Company Man

My dad was an early computer programmer with Celanese...early like mid-fifties.  (I thought there was only one computer back then and it was as big as the Mall of the Americas and could just do simple addition.)  After my mom rejected the company's move to North Carolina, he opened his own data processing shop back in Texas.  He regretted that decision almost immediately and carried that sentiment to his grave. His predominant pieces of career advice as I entered the working world were:

  • find a good company
  • put your head down and work hard
  • stay with them the rest of your life

Out of his experience it made a lot of sense and I know it was of the best of intentions, but I wore that expectation like a shroud.  More curse than blessing, it haunted me when a job change was required and imprisoned me to another after I had settled in a little too long.

The last year of departing that nest has felt more like a class IV raft ride on the Arkansas.  I've often felt like I couldn't stay in the boat for the entire ride, more than once we have lost the things we need to safely navigate the river, and I have been neck deep in the foamy white fending for my very life.  Just like a whitewater rafting ride however, I have had the time of my professional life...I wouldn't trade it for anything.

Ran into an old work acquaintance at a restaurant Sunday night.  She said there was a peace, joy, and relaxation she saw in me that she hadn't noticed in my 13 years as a "company man" with her at a bank.  Thinking of the wild ride and the releasing of control of my life that had produced that countenance change, I was reminded of Beanie (Vince Vaughn) talking about his friend Frank-the-Tank (Will Ferrell) in "Old School"...

"Frank here was staring at a white picket fence. Now he's single, he's broke, and has second-degree burns all over his body. And I see a spark in his eye that I haven't seen in fifteen years."

There is something about the struggle, the trial, the adventure of it all, that makes your heart come alive.  We work to protect our lives from the disruption and risk, but that is where life is found.  The former coworker I bumped into was acknowledging a glimmer in my eye that was completely unfamiliar to her despite working a couple of stalls down in the company barn for over a decade.

My wife and kids are down at the coast visiting her family for a few days.  That is my time to catch up on movies that my wife wouldn't really appreciate.  Last night was "Company Men" night.  In it you find the profiles of 4 men:

  • James Salinger (Craig T. Nelson) - guy who always lands on top and justifies the complete loss of values, the firing of thousands, and the abandoning of friends, by the success of the stock price and his payoff of hundreds of millions.
  • Gene McClary (Tommy Lee Jones) - repurposes his life and takes the bounty of his ended career to sacrifice for many others without jobs and rebuild the company they originally intended.
  • Phil Woodward (Chris Cooper) - rises from welder to corporate executive and can't accept the loss of his only identity in his unemployment (spoiler alert!) and kills himself.
  • Bobby Walker (Ben Affleck) - the financial success he finds early in his life creates a man that no one, including himself, likes any more.  His firing drives him on the journey from humiliated...and finally thoughtful.  He finds a new life and an identity that not only his family, but many others will follow in his new job.
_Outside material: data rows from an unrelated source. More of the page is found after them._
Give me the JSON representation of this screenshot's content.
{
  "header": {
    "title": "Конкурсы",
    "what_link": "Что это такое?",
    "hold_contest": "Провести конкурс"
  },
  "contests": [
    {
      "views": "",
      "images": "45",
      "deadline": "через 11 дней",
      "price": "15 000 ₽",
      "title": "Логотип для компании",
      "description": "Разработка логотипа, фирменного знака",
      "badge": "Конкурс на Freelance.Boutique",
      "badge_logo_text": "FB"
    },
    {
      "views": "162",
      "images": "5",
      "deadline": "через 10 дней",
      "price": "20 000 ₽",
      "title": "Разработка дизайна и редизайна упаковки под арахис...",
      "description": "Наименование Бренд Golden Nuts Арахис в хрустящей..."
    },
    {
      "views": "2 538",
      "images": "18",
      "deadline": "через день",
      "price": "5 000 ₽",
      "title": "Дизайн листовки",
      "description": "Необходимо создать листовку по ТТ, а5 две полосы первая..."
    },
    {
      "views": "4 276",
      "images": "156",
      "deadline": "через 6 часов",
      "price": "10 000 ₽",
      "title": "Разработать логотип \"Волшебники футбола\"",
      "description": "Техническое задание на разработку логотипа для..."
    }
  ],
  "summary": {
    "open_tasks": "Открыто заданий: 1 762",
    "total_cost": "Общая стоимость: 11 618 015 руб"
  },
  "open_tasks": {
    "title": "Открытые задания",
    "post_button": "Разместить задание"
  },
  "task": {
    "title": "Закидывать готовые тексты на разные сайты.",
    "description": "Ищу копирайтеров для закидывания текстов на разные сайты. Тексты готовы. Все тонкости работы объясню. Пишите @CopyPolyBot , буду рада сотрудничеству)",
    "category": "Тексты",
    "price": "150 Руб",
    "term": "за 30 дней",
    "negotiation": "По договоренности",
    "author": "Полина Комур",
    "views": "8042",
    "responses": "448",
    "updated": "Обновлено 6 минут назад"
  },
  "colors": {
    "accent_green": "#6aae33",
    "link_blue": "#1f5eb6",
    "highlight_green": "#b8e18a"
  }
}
While none of these guys are an exact parallel to my life, I can certainly find pieces of my life and journey in all of them.  The reality is that the journey is fraught with trial, calamity, and disaster...nobody gets out unscathed.  Life is determined by the response to the inevitable disruption, not the disruption.  May we all experience a "Bobby Walker" and find a some "Gene McClary" for our lives.